A great example of this is the gamified experience designed by Raptmedia “Will You Fit Into Deloitte”, which takes us through several situations of etiquette and moral dilemmas in a fun and engaging way. In the end, not only will the user have a better understanding of what it takes to integrate into the Deloitte staff, but they will also have spent time exploring the company values and enjoying the experience, which in turn creates memory.
What about mobile filming?
If you don’t have a budget for professional video and you want to try it for yourself using your mobile, these five simple points can make a huge difference:
1. Hold your phone horizontally not vertically.
2. Keep the phone still. Grip it with both hands, as close to the body as possible, not at arm’s length, where you are much more likely to shake. You can also use a table or wall to lean against for stability. Of course, the ideal solution is to buy a cheap tripod.
3. Film where there is lots of light to illuminates your subject; don’t sit them in a dark room with their back to a window. Mobiles have little exposure and dynamic range and don’t respond well to filming in low light conditions. Also remember that the darker it is, the steadier the camera needs to be.
4. If someone is speaking on the video, make sure there is as little external noise as possible. As with the tripod, a cheap lapel mike will make a huge difference to the results.
5. Don’t forget to look at the framing and composition. Your subject doesn’t need to be smack in the centre of the screen: check out the rule of thirds used by photographers.
A little editing, a good intro and outro, some background music and transitions, and your video will be fit to go.
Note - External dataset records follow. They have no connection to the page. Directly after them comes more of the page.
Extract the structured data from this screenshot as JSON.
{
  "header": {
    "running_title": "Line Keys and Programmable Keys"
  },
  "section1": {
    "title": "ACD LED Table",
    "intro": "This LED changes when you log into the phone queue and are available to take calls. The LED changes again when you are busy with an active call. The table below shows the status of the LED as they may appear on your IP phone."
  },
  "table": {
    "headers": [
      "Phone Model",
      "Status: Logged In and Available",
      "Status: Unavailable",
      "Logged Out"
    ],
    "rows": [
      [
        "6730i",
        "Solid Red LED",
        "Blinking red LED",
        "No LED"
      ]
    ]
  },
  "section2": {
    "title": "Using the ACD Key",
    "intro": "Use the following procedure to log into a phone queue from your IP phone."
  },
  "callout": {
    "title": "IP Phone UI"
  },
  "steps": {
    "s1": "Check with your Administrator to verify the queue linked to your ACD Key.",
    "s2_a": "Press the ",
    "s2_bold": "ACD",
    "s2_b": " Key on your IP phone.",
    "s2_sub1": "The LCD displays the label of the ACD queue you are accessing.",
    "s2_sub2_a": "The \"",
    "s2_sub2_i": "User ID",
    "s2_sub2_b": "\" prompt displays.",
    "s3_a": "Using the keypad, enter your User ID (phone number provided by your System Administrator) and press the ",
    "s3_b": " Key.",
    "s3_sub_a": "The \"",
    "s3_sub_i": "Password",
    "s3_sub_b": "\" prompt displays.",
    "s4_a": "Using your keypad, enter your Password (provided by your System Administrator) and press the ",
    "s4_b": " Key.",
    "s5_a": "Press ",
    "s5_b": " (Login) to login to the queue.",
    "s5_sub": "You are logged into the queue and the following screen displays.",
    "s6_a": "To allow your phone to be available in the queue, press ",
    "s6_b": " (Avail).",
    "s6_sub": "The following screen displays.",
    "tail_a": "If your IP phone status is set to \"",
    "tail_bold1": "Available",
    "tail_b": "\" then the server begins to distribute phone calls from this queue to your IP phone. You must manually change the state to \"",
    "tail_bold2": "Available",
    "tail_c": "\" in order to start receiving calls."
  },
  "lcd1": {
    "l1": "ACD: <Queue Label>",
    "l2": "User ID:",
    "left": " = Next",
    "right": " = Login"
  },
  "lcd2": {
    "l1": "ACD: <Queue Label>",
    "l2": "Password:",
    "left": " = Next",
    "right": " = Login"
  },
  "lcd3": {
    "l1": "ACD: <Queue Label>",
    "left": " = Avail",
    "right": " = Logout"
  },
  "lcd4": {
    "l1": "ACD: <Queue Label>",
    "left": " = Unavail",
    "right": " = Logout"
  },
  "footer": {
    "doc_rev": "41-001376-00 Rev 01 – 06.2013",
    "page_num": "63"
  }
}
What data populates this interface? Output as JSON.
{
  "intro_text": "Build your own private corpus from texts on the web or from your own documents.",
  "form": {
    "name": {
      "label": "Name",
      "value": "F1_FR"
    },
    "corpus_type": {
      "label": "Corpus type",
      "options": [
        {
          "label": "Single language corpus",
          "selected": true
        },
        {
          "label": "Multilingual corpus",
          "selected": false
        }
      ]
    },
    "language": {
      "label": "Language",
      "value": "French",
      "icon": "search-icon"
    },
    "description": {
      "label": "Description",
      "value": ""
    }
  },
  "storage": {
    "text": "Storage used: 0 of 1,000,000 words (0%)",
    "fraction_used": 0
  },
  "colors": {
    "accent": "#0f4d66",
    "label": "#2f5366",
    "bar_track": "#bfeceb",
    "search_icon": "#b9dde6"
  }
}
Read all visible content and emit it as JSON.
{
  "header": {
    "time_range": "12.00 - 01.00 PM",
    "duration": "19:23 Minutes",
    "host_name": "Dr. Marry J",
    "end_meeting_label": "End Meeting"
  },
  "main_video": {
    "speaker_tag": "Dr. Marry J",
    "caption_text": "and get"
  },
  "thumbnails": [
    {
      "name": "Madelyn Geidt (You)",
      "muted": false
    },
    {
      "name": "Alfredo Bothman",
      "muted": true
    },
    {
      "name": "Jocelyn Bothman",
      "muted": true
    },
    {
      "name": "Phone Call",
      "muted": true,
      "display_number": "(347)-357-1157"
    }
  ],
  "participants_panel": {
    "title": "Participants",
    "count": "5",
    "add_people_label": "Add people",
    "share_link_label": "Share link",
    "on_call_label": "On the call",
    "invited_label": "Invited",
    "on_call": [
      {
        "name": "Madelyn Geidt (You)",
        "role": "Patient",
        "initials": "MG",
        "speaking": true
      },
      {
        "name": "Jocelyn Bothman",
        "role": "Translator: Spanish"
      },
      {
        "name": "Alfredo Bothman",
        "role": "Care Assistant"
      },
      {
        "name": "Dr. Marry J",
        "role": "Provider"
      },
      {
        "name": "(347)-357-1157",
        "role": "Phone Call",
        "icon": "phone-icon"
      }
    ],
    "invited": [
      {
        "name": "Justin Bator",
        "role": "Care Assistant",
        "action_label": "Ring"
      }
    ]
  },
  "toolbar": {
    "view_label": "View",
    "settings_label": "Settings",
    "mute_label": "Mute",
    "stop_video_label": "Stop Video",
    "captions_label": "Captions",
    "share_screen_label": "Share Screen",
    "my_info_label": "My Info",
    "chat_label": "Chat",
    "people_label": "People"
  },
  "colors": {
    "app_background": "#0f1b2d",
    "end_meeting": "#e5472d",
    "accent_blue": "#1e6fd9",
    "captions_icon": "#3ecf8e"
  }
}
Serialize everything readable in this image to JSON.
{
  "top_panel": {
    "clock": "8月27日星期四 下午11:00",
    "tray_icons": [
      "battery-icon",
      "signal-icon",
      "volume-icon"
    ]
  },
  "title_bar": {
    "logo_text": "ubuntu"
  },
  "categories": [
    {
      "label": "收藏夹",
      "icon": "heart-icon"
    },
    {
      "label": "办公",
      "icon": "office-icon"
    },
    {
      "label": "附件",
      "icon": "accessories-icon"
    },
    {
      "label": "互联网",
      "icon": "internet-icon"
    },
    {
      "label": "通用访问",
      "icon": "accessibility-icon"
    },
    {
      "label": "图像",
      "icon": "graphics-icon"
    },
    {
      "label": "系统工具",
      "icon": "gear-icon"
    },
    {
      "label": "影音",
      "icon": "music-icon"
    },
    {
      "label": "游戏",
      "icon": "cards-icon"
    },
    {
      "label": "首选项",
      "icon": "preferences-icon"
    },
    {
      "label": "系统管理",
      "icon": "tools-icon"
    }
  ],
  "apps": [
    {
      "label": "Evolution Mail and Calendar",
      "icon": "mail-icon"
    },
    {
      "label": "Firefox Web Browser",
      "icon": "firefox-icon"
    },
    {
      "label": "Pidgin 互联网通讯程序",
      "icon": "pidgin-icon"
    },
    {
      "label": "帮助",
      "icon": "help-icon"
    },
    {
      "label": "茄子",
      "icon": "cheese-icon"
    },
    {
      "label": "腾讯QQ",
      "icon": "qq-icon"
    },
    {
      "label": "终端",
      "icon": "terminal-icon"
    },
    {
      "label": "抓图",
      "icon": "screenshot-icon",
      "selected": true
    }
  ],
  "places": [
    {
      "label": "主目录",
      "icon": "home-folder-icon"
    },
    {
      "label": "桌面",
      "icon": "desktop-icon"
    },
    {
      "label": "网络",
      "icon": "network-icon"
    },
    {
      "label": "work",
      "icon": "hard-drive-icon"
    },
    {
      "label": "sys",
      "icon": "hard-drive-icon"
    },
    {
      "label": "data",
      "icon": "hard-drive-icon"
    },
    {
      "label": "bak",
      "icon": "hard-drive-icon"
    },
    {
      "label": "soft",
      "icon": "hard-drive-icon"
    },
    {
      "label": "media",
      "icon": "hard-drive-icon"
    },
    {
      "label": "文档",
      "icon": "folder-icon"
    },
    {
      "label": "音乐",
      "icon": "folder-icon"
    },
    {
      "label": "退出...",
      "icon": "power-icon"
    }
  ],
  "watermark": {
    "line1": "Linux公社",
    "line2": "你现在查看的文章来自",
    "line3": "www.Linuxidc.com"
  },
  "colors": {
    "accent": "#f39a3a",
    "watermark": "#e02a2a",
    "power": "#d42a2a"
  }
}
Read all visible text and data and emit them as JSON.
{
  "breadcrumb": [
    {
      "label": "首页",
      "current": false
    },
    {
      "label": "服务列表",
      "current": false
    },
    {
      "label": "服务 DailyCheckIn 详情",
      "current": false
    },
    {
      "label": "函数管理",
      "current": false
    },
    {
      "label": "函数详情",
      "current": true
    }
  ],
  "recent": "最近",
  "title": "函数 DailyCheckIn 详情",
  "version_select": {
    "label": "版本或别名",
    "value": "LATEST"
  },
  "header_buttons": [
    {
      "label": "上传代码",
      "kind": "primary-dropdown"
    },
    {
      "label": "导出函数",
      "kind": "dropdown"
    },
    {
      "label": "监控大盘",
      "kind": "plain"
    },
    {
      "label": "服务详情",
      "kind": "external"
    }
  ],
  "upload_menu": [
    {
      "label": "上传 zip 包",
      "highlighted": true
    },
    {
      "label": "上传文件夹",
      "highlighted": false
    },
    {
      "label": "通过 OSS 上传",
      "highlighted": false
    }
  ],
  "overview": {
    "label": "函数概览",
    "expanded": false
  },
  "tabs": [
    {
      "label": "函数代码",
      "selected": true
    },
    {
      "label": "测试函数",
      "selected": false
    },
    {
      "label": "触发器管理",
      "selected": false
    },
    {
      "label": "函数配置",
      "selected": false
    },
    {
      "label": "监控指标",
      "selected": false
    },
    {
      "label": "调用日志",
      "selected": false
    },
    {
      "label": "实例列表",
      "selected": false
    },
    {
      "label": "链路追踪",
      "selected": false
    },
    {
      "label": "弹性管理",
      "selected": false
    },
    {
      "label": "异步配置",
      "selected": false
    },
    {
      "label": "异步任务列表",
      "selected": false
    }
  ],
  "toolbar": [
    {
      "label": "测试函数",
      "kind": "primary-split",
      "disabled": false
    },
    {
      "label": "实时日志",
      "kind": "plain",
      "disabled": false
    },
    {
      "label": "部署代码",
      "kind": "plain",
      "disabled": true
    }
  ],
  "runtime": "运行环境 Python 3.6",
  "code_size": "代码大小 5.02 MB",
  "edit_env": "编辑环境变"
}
If you’d like to liven up your website with affordable professional video, or maybe create some engaging video case studies to show just what you do, we can help. We offer a full video service including scripting, pre-production, filming, voice-over, edition and post-production. Let’s have a chat!